When I ask most people what makes them who they are right now, they respond, “My past experiences. My education. My environment. My genetics.” These are things that either happened in the past or that you were born with–things you carry with you from the past into the future.
And when it comes to the experiences you had, you made decisions about those experiences that you also take forward with you. In fact, you project them forward into the future. You expect those decisions–those thoughts–to continue being true. Thoughts like:
- I’m not good enough.
- People don’t like me.
- I should have been a boy (or a girl).
- Men (or women) leave me.
- I never have enough money.
- I’m not worthy of earning more money.
- I make bad decisions.
- I’m unlovable.
- I’m ugly.
- I’m stupid.
With these thoughts projected out into the future–with you expecting them to be true tomorrow, the next day, next week, a month from now–you perpetuate yourself being that same person you believe yourself to be in the future. You recreate the same experiences over and over again, proving to yourself over and over again that you are, indeed, this person.
When you stop expecting to find yourself in that same situation over and over again–expecting to find poof that you are that person, you will stop having those experiences. For this to happen, you have to leave all of these experiences and decisions in the past. Stop bringing them with you into the future.
I learned all of this long ago when I was doing a variety of self-help, personal growth and human potential workshops and seminars, like the Loving Relationships Training. It can be hard to remember these lessons though, when you aren’t around other like-minded people who also know these principles. The other day a colleague invited me to a preview of the Landmark Forum workshops. There I was reminded of this idea.

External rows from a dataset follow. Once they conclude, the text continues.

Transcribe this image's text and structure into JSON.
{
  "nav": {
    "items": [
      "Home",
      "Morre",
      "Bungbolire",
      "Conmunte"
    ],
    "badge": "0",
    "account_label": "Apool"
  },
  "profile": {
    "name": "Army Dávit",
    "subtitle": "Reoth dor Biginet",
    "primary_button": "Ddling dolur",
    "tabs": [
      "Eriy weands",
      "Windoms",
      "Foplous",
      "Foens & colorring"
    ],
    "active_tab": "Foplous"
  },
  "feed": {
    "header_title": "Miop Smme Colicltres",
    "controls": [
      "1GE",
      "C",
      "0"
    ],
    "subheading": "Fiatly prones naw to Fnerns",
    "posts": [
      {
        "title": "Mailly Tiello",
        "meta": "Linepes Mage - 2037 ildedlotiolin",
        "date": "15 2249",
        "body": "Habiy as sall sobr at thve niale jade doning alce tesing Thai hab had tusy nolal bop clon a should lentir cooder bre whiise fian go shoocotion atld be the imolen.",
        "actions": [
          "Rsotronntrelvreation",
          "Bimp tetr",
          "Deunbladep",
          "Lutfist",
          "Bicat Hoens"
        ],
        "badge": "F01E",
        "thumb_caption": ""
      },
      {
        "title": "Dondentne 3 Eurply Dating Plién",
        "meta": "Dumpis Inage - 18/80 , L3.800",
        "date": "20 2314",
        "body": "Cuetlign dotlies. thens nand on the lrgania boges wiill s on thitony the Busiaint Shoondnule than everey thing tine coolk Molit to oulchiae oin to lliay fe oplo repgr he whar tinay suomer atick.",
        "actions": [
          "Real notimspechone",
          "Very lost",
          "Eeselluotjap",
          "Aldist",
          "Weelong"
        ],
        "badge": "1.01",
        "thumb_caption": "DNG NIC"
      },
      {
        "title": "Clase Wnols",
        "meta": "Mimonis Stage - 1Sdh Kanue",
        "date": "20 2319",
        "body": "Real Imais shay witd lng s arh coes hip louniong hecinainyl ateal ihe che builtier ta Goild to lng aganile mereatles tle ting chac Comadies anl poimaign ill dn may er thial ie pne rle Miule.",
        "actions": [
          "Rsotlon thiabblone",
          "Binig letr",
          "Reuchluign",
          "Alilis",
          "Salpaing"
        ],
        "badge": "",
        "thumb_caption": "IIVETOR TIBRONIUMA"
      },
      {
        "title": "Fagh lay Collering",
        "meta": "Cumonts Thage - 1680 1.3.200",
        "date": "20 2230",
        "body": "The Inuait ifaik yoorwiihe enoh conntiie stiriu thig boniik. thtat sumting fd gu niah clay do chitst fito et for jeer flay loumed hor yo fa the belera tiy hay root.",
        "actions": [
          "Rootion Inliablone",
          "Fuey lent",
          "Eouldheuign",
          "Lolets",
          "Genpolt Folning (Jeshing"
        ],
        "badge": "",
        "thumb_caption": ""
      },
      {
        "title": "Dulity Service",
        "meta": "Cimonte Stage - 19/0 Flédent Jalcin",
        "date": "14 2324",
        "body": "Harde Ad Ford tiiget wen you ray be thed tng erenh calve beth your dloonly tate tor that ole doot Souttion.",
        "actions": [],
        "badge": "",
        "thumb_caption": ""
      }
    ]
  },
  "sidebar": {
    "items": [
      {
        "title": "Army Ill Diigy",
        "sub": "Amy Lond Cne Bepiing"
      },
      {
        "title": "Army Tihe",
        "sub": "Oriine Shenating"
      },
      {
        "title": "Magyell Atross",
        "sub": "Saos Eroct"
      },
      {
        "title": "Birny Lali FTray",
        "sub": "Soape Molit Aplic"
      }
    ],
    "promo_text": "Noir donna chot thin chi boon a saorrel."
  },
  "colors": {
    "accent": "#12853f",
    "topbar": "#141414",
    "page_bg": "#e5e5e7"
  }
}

It made me stop and consider what decisions I made because of past negative events or experiences that I place in my future and then create that same unwanted outcome. If I can become aware of the experience and the thought, or the decision I made about myself, I can then affect my future outcomes, I can begin changing them. If, for example, I believe I am unworthy of earning more than $50,000 per year because I’ve never been paid more than that before and I’ve had many experiences where I was told I would not be paid what I thought I should be paid based on my experience or worth, I can change that thought, that expectation. And I can expect to earn $100,000 per year or more.
By being conscious of the decision made in the past about myself, I can affect my future and change who I become. I can become someone who earns more money.
Byron Katie, an author, says we should always ask if we really know something is true. I would have to ask myself if I really knew it was true that I was unworthy of getting paid more. If I can’t answer, “Yes, it’s true,” then it must be true that I am worthy of getting paid more. So I have to ask myself if this is true. Can I answer yes to that question?
Can you think of a decision you made in your past that is affecting who you are now? Do you know if the decision is based on truth? Can you change your mind so you can affect your future positively?